The dacha was fantastic. Anton & his family have built theirs by hand over the years & are still working on it. The garden was beautiful, and I watched as the family made a list of things they needed to make dinner that night & then went around the garden to collect said items. To cool down from the heat of the festival we drank chilled white wine, fresh watermelon and wild cherries. For a minute I felt like a character in a Russian novel.
After a while we started to feel the heat again, and Anton’s entire family decided to take a trip down to the nearby Nerl River for a dip. There was only one problem-I did not bring a swimsuit. At first I insisted I would only wade in up to my knees & that it wouldn’t be a problem, but Anton’s mother insisted that I borrow a pair of swim trunks and an extra t-shirt so that I could properly swim and enjoy the river. I caved to peer pressure and changed clothes.
So a’swimming we went.
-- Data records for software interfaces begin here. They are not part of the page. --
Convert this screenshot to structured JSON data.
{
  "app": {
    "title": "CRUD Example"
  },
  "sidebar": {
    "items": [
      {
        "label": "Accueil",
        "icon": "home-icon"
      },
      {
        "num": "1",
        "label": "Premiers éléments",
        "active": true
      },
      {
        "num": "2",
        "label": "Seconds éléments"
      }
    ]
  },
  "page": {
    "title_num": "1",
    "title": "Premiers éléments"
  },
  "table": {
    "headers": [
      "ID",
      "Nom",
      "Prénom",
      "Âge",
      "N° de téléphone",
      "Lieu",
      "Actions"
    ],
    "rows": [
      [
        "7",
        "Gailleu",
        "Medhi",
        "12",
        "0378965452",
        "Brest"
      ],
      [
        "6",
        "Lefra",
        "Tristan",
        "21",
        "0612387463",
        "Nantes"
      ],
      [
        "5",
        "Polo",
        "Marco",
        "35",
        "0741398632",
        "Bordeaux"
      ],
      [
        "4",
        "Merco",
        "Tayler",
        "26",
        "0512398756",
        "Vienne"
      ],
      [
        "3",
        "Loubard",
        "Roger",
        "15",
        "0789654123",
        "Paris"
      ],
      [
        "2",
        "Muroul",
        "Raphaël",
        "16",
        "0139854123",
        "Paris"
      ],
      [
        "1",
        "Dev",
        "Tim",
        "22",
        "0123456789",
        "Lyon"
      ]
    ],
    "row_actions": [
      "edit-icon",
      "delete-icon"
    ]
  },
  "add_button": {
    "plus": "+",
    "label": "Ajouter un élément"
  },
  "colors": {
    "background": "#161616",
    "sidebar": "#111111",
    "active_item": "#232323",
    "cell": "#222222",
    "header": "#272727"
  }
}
Despite the fact that the Nerl River was well known a few years ago for a place where farmers rampantly dumped their cow shit, the river seemed surprisingly clean. The river was packed with people, and across the shore we could see beaver working on their damn.
The other student from the American House remarked how amazing it was that we were swimming in a river in Russia, the only Americans around for miles and miles. It made me realize how amazing the past few years have been for me. Swimming in a river in Russia, check. Jumping off of cliffs in Croatia, check. Scuba diving the Great Barrier Reef, check. Riding a camel in Morocco, check. I sometimes forget that I didn’t start traveling abroad until 2003, and somehow since then I’ve been to 25 different countries not counting repeat trips. It’s been amazing. I was in Russia! In a river! After being a cucumber festival! I floated on the river and let the whole experience sink in.
About 15 minutes later storm clouds started to roll in, and the family decided to head back to the dacha to finish grilling the shashlik. As I got out of the water feeling all zen from all that deep thinking I was doing, Anton called out my name.***
“Hey Jill,” he said in his heavily accented English, “You look like one of those, what do you say the phrase is, Wet T-Shirt Contest!”
I looked down and saw that the grey t-shirt I was wearing was not nearly as dark as I had originally hoped. I scowled at Anton and made a dash (and yet I hope noble) for my towel. “Thanks for telling me,” I grumbled at him.
“Yes, I thought I should probably be a gentleman and hand you a towel, but then I say no, I’d rather stare.”
My zen moment of appreciating the differences in the world was completely destroyed then as I realized no matter where I go, boys will always be boys.
*For the record it was about as tomato-y as you’d expect a tomato festival in Camden to be. We lasted 15 minutes after we saw more police officers than tomatoes.
**I'd like to sum up Masha's experience for the day by saying Poor Masha. The girl had a deer in the headlights look to her all day when she realized she'd gotten into a car with three people who spoke English. She spent a lot of the day wide eyed and whispering to me in Russian.
**Also for the record, I’m about as deep as a plate of Jell-o. On average, I spend more time wondering about what I’m going to wear tomorrow than I do about anything zen or self-help related.